Luckily for us, some of the people before us kept a record of what they did and what the Lord did around and through them. We call this record the Bible and it was written over approximately 1,500 years by at least forty different authors. Within its pages we find life and encouragement to keep walking into the darkness of the unknown. We can read about a farmer named Gideon who nervously stepped out in faith and followed the Lord’s command. Or we can hear how a few fishermen, a tax collector and some backwoods nobodies changed the course of human history. Furthermore when we are awakened in the night by a thought provoking dream, we can open up the Scriptures and read about Joseph and his dreams. In reading these stories, we can build up our faith and courage as we see how God worked in and through average folks just like us.
In addition to reading the ancient stories, we can also talk to those around us. Years ago when I was in my late twenties I found myself lost in the darkness of life surrounded by lots of new concepts about God and life. As I pondering these things, I realized that I needed some help before I could fully embrace them. Looking around me, I asked some women and men in my church who I perceived were further along the ancient path to join me for coffee. Gathering together, we allowed ourselves to be completely honest with each other and ourselves. No concept or issue was off the table as we all wanted fully vet the new concepts we were learning. If the ideas were not in line with the person of Jesus and the Scriptures, then we didn’t want to walk down that path. This monthly “Kingdom Coffee” group soon became a guide for us as we traveled through the darkness of life.

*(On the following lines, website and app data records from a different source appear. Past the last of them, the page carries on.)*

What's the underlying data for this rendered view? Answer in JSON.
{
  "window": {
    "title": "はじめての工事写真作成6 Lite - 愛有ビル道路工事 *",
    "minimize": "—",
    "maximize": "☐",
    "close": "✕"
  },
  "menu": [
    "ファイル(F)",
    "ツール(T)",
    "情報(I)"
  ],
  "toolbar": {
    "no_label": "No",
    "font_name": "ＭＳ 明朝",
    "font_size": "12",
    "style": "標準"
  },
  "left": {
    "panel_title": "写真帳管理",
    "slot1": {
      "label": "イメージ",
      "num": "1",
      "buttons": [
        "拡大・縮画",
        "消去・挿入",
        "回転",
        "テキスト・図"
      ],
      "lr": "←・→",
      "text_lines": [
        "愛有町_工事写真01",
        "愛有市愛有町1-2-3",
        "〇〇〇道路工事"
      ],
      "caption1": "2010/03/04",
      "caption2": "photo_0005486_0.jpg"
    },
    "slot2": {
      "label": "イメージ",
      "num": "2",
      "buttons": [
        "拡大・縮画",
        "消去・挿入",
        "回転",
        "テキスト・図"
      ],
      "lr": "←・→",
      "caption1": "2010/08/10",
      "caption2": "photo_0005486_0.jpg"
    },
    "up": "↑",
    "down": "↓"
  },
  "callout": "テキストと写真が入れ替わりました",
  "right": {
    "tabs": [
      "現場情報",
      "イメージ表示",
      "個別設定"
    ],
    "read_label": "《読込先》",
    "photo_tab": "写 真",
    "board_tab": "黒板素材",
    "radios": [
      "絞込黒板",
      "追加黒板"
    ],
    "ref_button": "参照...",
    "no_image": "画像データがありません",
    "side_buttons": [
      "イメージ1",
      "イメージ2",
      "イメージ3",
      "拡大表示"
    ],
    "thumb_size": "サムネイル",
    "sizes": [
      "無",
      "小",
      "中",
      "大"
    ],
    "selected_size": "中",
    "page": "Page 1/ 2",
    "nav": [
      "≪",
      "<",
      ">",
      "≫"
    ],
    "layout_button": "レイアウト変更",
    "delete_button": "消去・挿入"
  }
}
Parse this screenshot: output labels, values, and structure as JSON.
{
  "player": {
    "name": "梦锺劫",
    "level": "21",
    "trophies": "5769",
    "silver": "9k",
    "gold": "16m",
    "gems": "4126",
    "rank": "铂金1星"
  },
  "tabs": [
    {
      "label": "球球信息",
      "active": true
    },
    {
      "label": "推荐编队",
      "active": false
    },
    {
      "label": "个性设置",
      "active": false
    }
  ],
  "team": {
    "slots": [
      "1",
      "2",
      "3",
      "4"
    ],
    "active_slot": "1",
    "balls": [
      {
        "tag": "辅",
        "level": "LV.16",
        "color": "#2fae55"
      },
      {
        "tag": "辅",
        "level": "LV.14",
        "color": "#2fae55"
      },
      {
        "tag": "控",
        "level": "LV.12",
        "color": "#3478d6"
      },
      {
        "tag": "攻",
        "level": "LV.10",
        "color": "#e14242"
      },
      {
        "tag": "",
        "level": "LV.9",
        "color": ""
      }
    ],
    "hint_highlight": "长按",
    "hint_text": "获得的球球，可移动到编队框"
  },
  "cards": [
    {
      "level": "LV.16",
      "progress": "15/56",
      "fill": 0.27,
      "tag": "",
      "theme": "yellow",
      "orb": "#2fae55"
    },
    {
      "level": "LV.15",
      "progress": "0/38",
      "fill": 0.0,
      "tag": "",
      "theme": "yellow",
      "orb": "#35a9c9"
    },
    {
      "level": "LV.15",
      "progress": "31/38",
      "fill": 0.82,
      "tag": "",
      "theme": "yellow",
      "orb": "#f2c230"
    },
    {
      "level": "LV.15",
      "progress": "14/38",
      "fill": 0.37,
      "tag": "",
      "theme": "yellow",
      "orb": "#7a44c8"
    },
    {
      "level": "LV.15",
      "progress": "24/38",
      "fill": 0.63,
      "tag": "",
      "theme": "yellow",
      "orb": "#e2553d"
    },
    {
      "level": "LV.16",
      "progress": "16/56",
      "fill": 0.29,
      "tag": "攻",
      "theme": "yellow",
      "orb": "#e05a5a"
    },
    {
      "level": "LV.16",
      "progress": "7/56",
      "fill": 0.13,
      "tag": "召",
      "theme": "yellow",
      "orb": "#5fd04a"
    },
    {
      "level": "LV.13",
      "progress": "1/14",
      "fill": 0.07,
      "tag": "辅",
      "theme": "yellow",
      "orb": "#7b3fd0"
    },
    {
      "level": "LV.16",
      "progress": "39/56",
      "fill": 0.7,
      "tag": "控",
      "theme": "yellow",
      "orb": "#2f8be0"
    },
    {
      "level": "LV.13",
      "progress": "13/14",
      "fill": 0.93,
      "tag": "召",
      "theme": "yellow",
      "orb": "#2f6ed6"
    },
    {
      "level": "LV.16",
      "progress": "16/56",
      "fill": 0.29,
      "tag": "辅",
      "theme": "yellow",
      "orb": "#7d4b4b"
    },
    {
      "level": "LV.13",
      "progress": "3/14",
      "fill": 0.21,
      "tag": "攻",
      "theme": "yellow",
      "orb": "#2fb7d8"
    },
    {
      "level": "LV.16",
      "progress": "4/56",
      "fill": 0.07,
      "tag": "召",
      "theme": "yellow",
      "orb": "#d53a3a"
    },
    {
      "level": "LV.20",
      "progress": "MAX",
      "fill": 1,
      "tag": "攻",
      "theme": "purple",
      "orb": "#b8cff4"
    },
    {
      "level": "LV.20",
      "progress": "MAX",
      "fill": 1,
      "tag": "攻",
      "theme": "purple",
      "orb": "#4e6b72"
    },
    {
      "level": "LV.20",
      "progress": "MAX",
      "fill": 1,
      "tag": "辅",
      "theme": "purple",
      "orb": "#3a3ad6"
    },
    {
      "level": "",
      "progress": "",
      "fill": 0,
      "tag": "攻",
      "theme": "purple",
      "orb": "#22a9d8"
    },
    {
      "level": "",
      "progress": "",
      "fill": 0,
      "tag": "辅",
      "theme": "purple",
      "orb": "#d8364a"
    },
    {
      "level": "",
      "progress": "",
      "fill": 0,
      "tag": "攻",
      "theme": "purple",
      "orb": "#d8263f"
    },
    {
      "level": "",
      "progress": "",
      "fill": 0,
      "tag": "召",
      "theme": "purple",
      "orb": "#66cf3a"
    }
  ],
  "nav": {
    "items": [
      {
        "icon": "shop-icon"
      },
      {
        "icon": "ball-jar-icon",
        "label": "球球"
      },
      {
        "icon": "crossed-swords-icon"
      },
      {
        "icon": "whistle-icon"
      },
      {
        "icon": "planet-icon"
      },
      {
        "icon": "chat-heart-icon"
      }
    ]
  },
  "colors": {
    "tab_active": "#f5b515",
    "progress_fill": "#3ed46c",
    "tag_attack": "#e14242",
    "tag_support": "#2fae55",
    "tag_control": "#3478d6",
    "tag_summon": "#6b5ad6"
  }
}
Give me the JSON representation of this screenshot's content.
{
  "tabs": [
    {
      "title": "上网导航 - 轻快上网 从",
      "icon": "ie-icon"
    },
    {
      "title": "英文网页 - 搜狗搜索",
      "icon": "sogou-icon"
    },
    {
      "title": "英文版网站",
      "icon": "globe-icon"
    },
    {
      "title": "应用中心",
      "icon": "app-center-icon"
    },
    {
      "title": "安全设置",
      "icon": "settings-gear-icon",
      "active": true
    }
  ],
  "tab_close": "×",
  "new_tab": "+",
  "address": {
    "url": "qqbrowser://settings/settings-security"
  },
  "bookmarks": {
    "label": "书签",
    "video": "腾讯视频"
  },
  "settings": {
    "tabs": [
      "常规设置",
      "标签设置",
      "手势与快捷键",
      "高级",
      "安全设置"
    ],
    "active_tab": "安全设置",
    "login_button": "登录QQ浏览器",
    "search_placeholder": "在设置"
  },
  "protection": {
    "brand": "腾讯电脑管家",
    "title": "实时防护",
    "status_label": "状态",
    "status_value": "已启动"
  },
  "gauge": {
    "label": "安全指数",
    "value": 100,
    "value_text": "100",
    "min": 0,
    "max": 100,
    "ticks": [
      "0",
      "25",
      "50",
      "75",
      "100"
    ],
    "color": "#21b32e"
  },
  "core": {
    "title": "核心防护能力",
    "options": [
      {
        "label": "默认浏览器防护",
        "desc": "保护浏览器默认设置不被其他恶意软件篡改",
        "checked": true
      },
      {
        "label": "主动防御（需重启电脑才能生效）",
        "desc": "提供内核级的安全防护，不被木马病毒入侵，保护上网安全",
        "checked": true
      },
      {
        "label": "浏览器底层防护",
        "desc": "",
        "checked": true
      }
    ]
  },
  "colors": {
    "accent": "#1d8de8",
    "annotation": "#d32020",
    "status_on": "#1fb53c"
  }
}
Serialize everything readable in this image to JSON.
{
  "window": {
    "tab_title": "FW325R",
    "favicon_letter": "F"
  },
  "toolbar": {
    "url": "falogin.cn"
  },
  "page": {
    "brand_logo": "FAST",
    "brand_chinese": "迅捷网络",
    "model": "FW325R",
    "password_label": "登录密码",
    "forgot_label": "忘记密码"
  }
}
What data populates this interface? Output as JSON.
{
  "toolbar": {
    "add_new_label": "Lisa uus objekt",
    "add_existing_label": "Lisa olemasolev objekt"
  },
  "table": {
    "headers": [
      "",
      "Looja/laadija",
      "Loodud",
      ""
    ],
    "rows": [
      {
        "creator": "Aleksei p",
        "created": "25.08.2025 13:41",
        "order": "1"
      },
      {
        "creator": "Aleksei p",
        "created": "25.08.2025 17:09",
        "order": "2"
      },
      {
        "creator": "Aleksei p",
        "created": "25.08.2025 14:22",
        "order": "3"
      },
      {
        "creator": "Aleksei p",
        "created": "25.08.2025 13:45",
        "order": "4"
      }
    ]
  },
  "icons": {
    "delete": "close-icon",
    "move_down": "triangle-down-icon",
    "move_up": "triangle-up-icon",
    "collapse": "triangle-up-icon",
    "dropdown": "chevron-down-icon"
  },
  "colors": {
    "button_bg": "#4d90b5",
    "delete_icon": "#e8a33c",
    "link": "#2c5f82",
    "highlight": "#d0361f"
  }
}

It is easy for those of us in the United States of America to forget about the value of community. We are surrounded by an individualist society with a high value being placed on the views of the individual. And while there is some good that comes out of such a society, we must also recognize the value of belonging to a faith that is bigger and older than any of us. “We do not read the Bible as isolated individuals,” Bishop Kallistos Ware of the Eastern Orthodox Church reminds us, “interpreting it solely by the light of our private understanding, or in terms of current theories about source, form or redaction criticism. We read it as members of the Church, in communion with all the other members throughout the ages.”
Theology, after all, is the “ongoing conversation among those whom the God of the Bible has encountered in Jesus Christ.” And in thinking about the community of believers, we must not limit ourselves to only those who are currently alive. Christianity, we must always remember, does not belong solely to the living but also to those who have confessed Christ throughout the ages. Accordingly there is wisdom in listening to and learning from both those who have walked before us in history as well as those living around us at this moment. It is a both/and concept in which we seek the counsel of others even when we are tempted to isolate ourselves.
 Kallistos Ware, The Orthodox Way, 110.
 Stanley Grenz, John Franke. Beyond Foundationalism: Shaping Theology in a Postmodern Context (Louisville, Kentucky: Westminster John Knox Press, 2001), 233.